> [EXERCISE PROMPT]:
If a line in the records below holds the word "Tapas", copy it.

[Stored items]
# # # # # # #

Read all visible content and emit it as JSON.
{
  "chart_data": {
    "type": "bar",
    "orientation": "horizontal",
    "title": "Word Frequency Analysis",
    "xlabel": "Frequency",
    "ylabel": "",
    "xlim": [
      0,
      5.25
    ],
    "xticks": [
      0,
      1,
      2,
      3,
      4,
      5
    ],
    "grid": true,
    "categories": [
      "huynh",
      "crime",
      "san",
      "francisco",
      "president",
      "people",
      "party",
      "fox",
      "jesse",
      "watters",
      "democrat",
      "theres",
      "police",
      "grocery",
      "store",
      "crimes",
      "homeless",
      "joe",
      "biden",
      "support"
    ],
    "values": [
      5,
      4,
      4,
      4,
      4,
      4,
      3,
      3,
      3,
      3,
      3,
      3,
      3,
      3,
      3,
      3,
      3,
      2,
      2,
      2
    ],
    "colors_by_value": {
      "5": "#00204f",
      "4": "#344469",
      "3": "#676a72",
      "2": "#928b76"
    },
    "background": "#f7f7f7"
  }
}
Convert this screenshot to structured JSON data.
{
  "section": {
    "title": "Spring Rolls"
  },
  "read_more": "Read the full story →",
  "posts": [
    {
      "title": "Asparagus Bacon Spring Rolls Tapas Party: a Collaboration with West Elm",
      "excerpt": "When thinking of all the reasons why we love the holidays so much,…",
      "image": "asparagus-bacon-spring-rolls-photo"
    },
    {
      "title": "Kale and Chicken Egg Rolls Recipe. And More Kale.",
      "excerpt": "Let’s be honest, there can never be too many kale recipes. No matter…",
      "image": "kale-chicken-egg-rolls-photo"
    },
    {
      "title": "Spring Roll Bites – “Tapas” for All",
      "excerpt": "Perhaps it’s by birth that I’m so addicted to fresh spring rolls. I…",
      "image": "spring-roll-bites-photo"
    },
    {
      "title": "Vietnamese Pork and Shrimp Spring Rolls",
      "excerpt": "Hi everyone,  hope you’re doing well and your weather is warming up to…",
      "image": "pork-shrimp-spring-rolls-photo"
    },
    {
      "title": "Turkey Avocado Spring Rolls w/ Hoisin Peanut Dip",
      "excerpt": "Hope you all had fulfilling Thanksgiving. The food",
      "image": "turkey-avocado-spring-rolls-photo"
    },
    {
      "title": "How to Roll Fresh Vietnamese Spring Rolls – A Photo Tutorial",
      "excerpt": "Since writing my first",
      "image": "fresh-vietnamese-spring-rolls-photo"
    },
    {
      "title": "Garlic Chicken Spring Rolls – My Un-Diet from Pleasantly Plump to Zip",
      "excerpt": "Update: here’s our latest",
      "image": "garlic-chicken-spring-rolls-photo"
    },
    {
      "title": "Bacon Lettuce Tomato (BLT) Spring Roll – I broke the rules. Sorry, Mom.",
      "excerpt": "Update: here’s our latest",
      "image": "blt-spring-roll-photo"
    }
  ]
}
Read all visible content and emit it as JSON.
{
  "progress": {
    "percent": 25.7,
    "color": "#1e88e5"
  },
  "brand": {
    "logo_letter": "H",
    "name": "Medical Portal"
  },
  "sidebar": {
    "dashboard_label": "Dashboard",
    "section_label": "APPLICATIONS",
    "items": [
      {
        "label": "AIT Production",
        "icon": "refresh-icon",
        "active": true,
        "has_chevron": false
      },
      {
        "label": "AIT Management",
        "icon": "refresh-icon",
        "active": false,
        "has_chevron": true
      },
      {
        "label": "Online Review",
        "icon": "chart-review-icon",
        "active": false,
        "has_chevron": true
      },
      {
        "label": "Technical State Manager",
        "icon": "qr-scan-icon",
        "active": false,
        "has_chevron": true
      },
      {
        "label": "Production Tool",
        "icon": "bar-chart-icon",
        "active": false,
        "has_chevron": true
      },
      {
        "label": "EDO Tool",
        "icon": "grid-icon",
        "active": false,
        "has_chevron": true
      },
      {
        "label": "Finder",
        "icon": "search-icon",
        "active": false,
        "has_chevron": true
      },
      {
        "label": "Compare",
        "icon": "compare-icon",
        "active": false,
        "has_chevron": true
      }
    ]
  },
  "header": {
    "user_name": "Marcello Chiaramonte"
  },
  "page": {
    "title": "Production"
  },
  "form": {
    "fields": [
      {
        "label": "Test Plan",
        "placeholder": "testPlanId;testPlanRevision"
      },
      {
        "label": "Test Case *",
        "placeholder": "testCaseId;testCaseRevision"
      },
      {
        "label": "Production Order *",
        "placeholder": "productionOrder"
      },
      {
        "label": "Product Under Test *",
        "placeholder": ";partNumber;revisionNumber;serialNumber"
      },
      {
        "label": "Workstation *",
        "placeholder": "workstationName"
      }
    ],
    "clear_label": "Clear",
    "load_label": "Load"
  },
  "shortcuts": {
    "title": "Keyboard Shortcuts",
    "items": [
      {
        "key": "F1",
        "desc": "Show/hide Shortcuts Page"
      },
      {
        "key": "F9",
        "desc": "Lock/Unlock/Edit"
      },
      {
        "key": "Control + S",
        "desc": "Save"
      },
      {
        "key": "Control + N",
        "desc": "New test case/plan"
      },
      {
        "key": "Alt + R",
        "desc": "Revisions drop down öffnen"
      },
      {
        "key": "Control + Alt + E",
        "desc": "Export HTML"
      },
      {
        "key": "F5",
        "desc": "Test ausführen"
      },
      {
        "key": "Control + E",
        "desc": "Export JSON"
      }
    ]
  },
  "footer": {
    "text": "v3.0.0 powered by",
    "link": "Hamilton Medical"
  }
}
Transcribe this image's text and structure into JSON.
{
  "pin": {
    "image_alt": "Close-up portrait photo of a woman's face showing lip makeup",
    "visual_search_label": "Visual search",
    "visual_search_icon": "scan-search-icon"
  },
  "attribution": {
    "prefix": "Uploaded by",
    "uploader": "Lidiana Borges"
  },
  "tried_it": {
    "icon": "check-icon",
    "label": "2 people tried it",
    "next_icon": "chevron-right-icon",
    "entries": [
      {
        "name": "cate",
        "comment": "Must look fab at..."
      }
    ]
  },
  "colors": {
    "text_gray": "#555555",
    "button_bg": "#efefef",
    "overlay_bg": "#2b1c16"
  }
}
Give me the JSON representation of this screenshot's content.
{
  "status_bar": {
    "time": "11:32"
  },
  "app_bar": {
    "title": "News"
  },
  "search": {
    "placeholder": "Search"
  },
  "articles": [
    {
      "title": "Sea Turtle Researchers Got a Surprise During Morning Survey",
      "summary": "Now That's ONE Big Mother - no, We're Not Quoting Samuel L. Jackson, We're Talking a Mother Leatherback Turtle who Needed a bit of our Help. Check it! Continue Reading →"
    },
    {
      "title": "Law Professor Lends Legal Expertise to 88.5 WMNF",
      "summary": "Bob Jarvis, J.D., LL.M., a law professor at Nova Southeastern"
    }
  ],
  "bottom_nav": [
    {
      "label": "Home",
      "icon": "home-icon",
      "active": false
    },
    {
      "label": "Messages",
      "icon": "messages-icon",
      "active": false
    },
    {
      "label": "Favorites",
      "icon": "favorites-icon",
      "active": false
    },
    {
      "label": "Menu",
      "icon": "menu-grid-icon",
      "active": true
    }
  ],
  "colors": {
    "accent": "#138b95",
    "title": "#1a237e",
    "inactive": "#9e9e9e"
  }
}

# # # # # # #

> [RESULT FOR THIS TASK]:
      "title": "Asparagus Bacon Spring Rolls Tapas Party: a Collaboration with West Elm",
      "title": "Spring Roll Bites – “Tapas” for All",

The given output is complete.